A grid for everyone’s future

By Ben Delman on July 28, 2016

Pepco Holdings, Inc. submitted a filing at the end of June to the Maryland Public Service Commission. The filing requests the Commission “initiate a proceeding to examine opportunities to transform the electric distribution grid in the State of Maryland”. Pepco made this submission in fulfillment of a condition of its merger with Exelon. To date, the Commission has not responded to provide any detail as to how such a “Grid of the Future” proceeding might be structured.

What is Grid of the Future?

Most of the electricity we use is generated remotely and brought by high voltage transmission lines to population centers. From here it is distributed to customers. Each element of this electrical grid is centralized. This limits choice and participation by us, the consumers.

As the grid developed and expanded across the country in 20th century, centralization was essential to bringing down the cost of service. This way of delivering electricity is changing. Distributed solar energy, wind energy, smart meters, demand management and electrical storage are pushing changes to electrical grids and the rules that manage them. Together, these technologies, new markets, and new rules will become the Grid of the Future (GOTF).

Community power

Thoughtful conversations are taking place around the country on what a re-shaped electricity grid looks like. Organizations like the Institute for Local Self-Reliance advocate for a grid that embodies the principles of Energy Democracy. This means a grid that is economically beneficial to all electricity users by empowering them to control where their electricity comes from.

Improvements in decentralized wind and solar technologies mean that many more consumers can now benefit from renewable energy’s cost savings and reliability, provided the new grid systems are designed to support broad consumer participation. We should all have a say in how energy delivery systems function, who can participate, and who can benefit.

Public participation is critical to a Grid of the Future process that improves the lives of those living in Maryland’s marginalized communities. Working together, we can create an energy system that ensures low-income communities have:

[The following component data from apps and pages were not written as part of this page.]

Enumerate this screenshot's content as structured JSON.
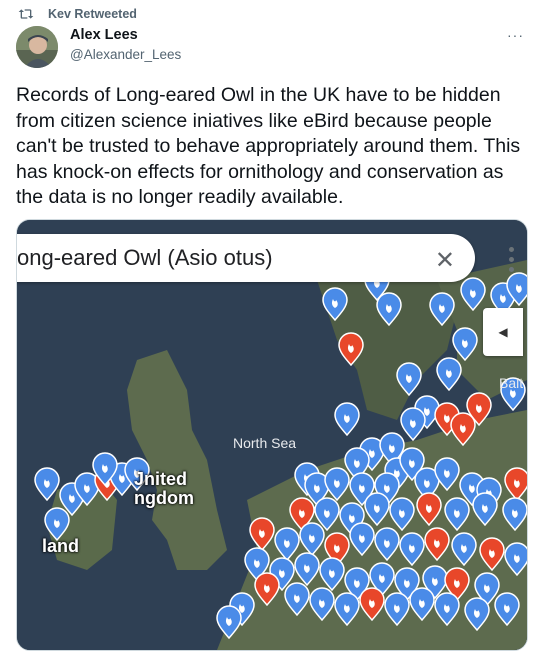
{
  "retweet": {
    "label": "Kev Retweeted"
  },
  "author": {
    "name": "Alex Lees",
    "handle": "@Alexander_Lees"
  },
  "more": {
    "label": "···"
  },
  "tweet": {
    "text": "Records of Long-eared Owl in the UK have to be hidden from citizen science iniatives like eBird because people can't be trusted to behave appropriately around them. This has knock-on effects for ornithology and conservation as the data is no longer readily available."
  },
  "media": {
    "search_query": "ong-eared Owl (Asio otus)",
    "clear_icon": "close-icon",
    "collapse_icon": "chevron-left-icon",
    "labels": {
      "sea": "North Sea",
      "country_top": "Jnited",
      "country_bottom": "ngdom",
      "ireland": "land",
      "baltic": "Balt"
    },
    "colors": {
      "pin_blue": "#4a8be8",
      "pin_red": "#e8472a",
      "sea": "#2f4054",
      "land": "#5d6b4e"
    }
  }
}
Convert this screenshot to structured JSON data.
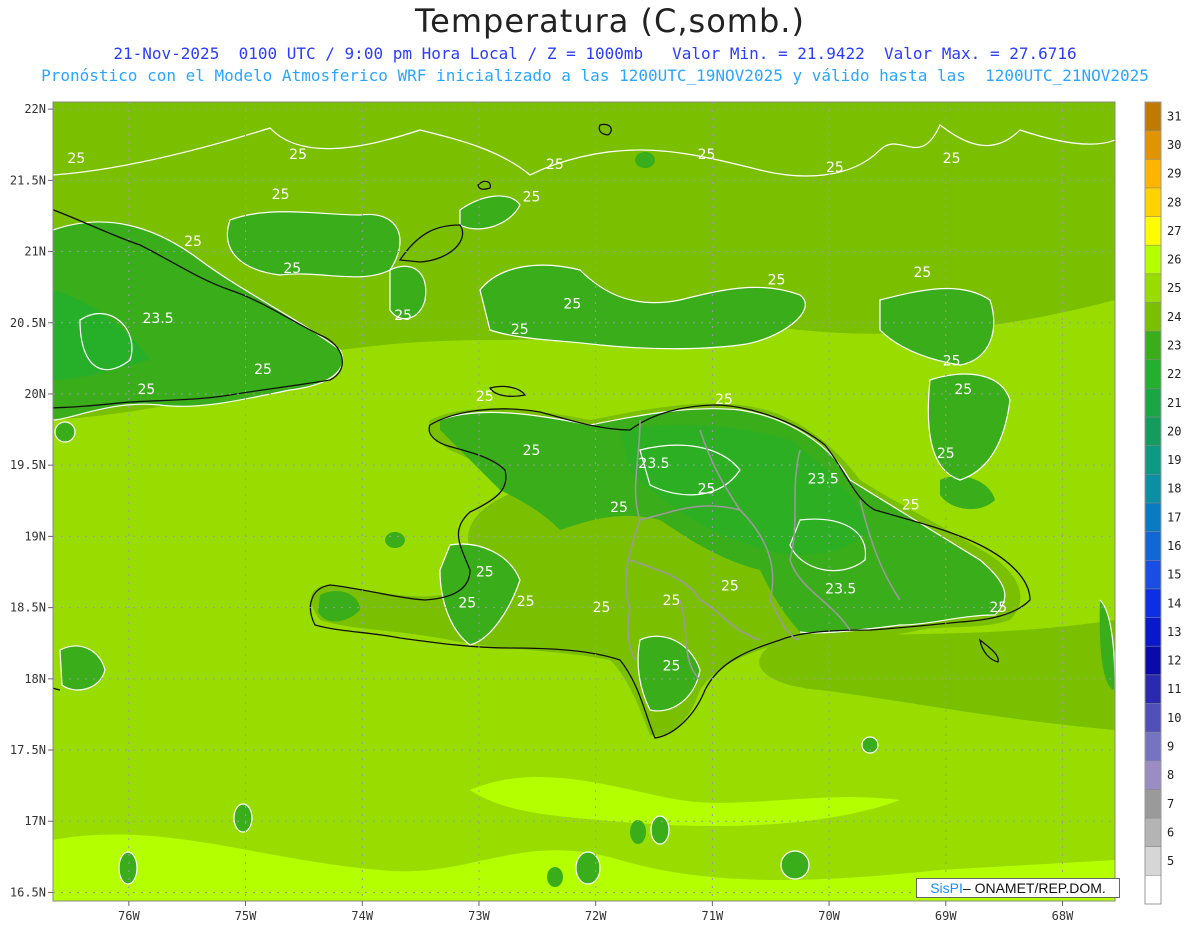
{
  "title": "Temperatura (C,somb.)",
  "subtitle1": "21-Nov-2025  0100 UTC / 9:00 pm Hora Local / Z = 1000mb   Valor Min. = 21.9422  Valor Max. = 27.6716",
  "subtitle2": "Pronóstico con el Modelo Atmosferico WRF inicializado a las 1200UTC_19NOV2025 y válido hasta las  1200UTC_21NOV2025",
  "credit_brand": "SisPI",
  "credit_text": " – ONAMET/REP.DOM.",
  "lat_labels": [
    "22N",
    "21.5N",
    "21N",
    "20.5N",
    "20N",
    "19.5N",
    "19N",
    "18.5N",
    "18N",
    "17.5N",
    "17N",
    "16.5N"
  ],
  "lon_labels": [
    "76W",
    "75W",
    "74W",
    "73W",
    "72W",
    "71W",
    "70W",
    "69W",
    "68W"
  ],
  "contour_labels": [
    {
      "text": "25",
      "lon": -76.45,
      "lat": 21.62
    },
    {
      "text": "25",
      "lon": -74.55,
      "lat": 21.65
    },
    {
      "text": "25",
      "lon": -72.35,
      "lat": 21.58
    },
    {
      "text": "25",
      "lon": -71.05,
      "lat": 21.65
    },
    {
      "text": "25",
      "lon": -69.95,
      "lat": 21.56
    },
    {
      "text": "25",
      "lon": -68.95,
      "lat": 21.62
    },
    {
      "text": "25",
      "lon": -74.7,
      "lat": 21.37
    },
    {
      "text": "25",
      "lon": -72.55,
      "lat": 21.35
    },
    {
      "text": "25",
      "lon": -75.45,
      "lat": 21.04
    },
    {
      "text": "25",
      "lon": -74.6,
      "lat": 20.85
    },
    {
      "text": "25",
      "lon": -73.65,
      "lat": 20.52
    },
    {
      "text": "23.5",
      "lon": -75.75,
      "lat": 20.5
    },
    {
      "text": "25",
      "lon": -72.2,
      "lat": 20.6
    },
    {
      "text": "25",
      "lon": -72.65,
      "lat": 20.42
    },
    {
      "text": "25",
      "lon": -70.45,
      "lat": 20.77
    },
    {
      "text": "25",
      "lon": -69.2,
      "lat": 20.82
    },
    {
      "text": "25",
      "lon": -74.85,
      "lat": 20.14
    },
    {
      "text": "25",
      "lon": -75.85,
      "lat": 20.0
    },
    {
      "text": "25",
      "lon": -68.95,
      "lat": 20.2
    },
    {
      "text": "25",
      "lon": -72.95,
      "lat": 19.95
    },
    {
      "text": "25",
      "lon": -70.9,
      "lat": 19.93
    },
    {
      "text": "25",
      "lon": -68.85,
      "lat": 20.0
    },
    {
      "text": "25",
      "lon": -72.55,
      "lat": 19.57
    },
    {
      "text": "23.5",
      "lon": -71.5,
      "lat": 19.48
    },
    {
      "text": "25",
      "lon": -69.0,
      "lat": 19.55
    },
    {
      "text": "23.5",
      "lon": -70.05,
      "lat": 19.37
    },
    {
      "text": "25",
      "lon": -71.05,
      "lat": 19.3
    },
    {
      "text": "25",
      "lon": -71.8,
      "lat": 19.17
    },
    {
      "text": "25",
      "lon": -69.3,
      "lat": 19.19
    },
    {
      "text": "25",
      "lon": -72.95,
      "lat": 18.72
    },
    {
      "text": "25",
      "lon": -70.85,
      "lat": 18.62
    },
    {
      "text": "23.5",
      "lon": -69.9,
      "lat": 18.6
    },
    {
      "text": "25",
      "lon": -73.1,
      "lat": 18.5
    },
    {
      "text": "25",
      "lon": -72.6,
      "lat": 18.51
    },
    {
      "text": "25",
      "lon": -71.95,
      "lat": 18.47
    },
    {
      "text": "25",
      "lon": -71.35,
      "lat": 18.52
    },
    {
      "text": "25",
      "lon": -68.55,
      "lat": 18.47
    },
    {
      "text": "25",
      "lon": -71.35,
      "lat": 18.06
    }
  ],
  "colorbar": {
    "tick_labels": [
      "31",
      "30",
      "29",
      "28",
      "27",
      "26",
      "25",
      "24",
      "23",
      "22",
      "21",
      "20",
      "19",
      "18",
      "17",
      "16",
      "15",
      "14",
      "13",
      "12",
      "11",
      "10",
      "9",
      "8",
      "7",
      "6",
      "5"
    ],
    "colors": [
      "#c07a00",
      "#e09500",
      "#ffb400",
      "#ffd200",
      "#fffc00",
      "#b4ff00",
      "#99dd00",
      "#7bc000",
      "#3aad1a",
      "#22b02e",
      "#1ba646",
      "#139c5e",
      "#0c9a84",
      "#0a8fa4",
      "#0a7ac2",
      "#1167d6",
      "#1a4de3",
      "#0c2ee5",
      "#0a18cc",
      "#0a0aa8",
      "#2a2ab0",
      "#5050b8",
      "#7474c0",
      "#9c8cc4",
      "#9a9a9a",
      "#b4b4b4",
      "#d6d6d6",
      "#ffffff"
    ]
  },
  "legend_note_colors": {
    "lowland": "#b4ff00",
    "mid": "#99dd00",
    "base": "#7bc000",
    "high": "#3aad1a"
  }
}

  • Energy Democracy: Communities can have greater control over their energy resources. Low-income communities can be contributing participants and beneficiaries in the efforts to expand access to sustainable energy resources and to create opportunities for local ownership of clean energy.
  • Advanced technology that will allow communities to manage their energy use, which leads to greater savings and a pathway towards financial stability.
  • Strong local economies: Community control and input over energy resources leads to a change in the economic opportunities for low-income communities in Maryland. Research shows that increased community control over energy resources leads to marginalized communities having a larger share in the economic boom of our energy system because it leads to policies and tools that promote economic benefit, living wage jobs, and opportunities for ownership.

Our parents and grandparents paid for the current electrical system. Ratepayers should have the most important say in the design of the system of the future.